Print the entries below word for word; the pictures stay out of your copy.

• DATA SHOWN
----------------------------------------

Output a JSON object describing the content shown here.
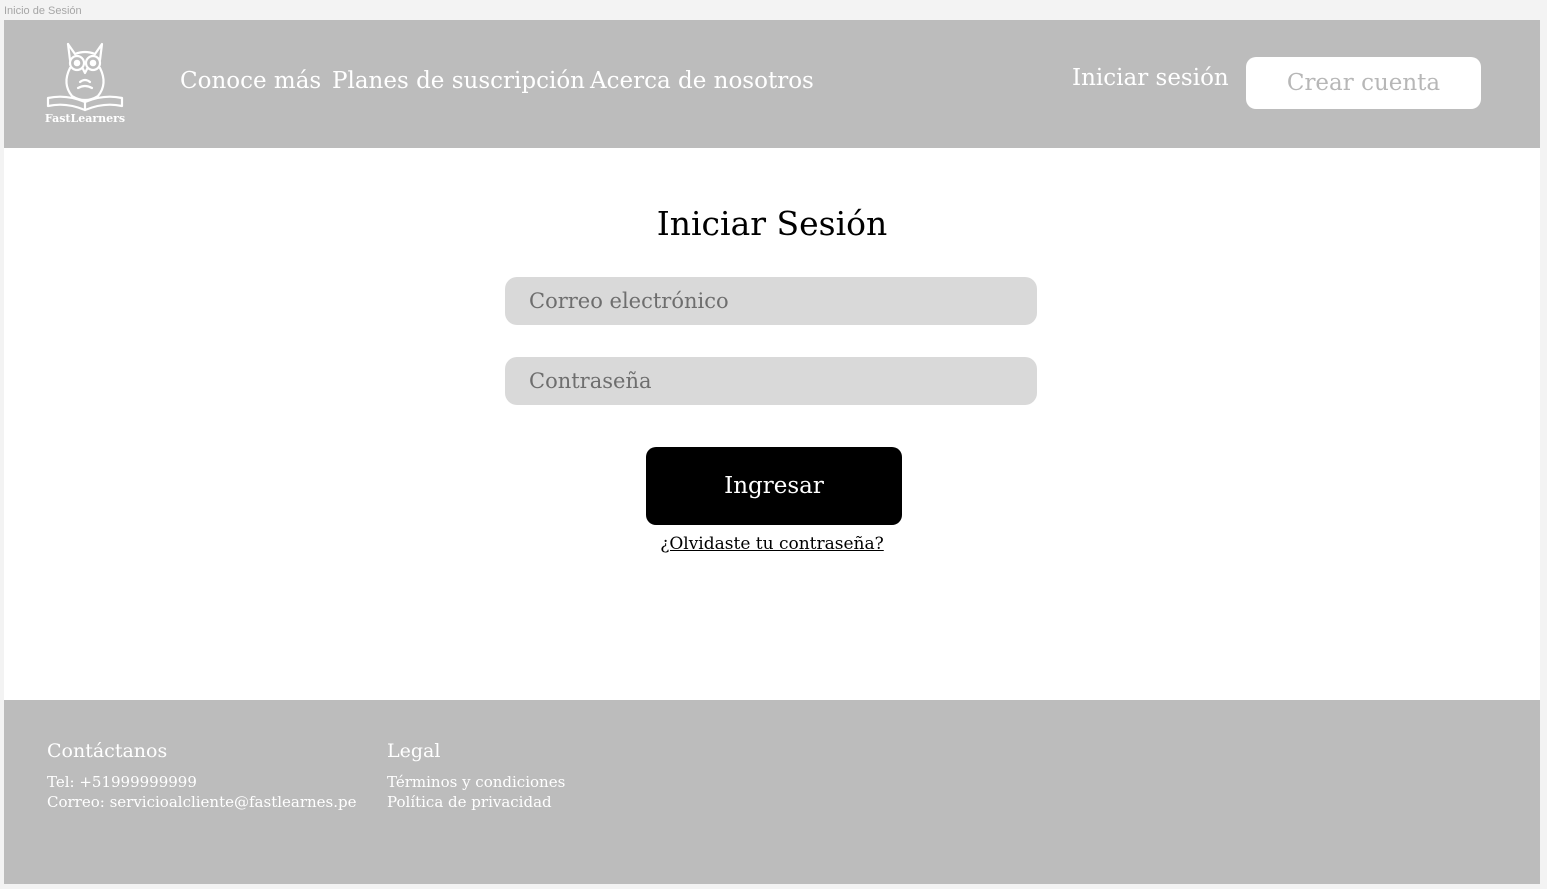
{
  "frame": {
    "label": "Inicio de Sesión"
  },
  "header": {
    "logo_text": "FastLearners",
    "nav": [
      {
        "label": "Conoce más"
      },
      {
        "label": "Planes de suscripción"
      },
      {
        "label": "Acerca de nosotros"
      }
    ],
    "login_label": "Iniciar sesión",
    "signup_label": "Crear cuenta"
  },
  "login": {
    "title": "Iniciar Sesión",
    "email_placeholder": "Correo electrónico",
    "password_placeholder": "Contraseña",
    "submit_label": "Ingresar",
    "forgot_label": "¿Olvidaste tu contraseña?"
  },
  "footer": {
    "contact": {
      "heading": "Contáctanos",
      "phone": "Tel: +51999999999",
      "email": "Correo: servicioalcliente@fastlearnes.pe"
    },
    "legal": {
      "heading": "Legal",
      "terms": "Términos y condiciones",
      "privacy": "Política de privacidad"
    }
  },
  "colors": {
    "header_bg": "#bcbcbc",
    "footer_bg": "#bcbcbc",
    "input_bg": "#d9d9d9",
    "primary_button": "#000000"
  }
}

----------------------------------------

• RESPONSE TO THE EXERCISE
Output a JSON object describing the content shown here.
{
  "frame": {
    "label": "Inicio de Sesión"
  },
  "header": {
    "logo_text": "FastLearners",
    "nav": [
      {
        "label": "Conoce más"
      },
      {
        "label": "Planes de suscripción"
      },
      {
        "label": "Acerca de nosotros"
      }
    ],
    "login_label": "Iniciar sesión",
    "signup_label": "Crear cuenta"
  },
  "login": {
    "title": "Iniciar Sesión",
    "email_placeholder": "Correo electrónico",
    "password_placeholder": "Contraseña",
    "submit_label": "Ingresar",
    "forgot_label": "¿Olvidaste tu contraseña?"
  },
  "footer": {
    "contact": {
      "heading": "Contáctanos",
      "phone": "Tel: +51999999999",
      "email": "Correo: servicioalcliente@fastlearnes.pe"
    },
    "legal": {
      "heading": "Legal",
      "terms": "Términos y condiciones",
      "privacy": "Política de privacidad"
    }
  },
  "colors": {
    "header_bg": "#bcbcbc",
    "footer_bg": "#bcbcbc",
    "input_bg": "#d9d9d9",
    "primary_button": "#000000"
  }
}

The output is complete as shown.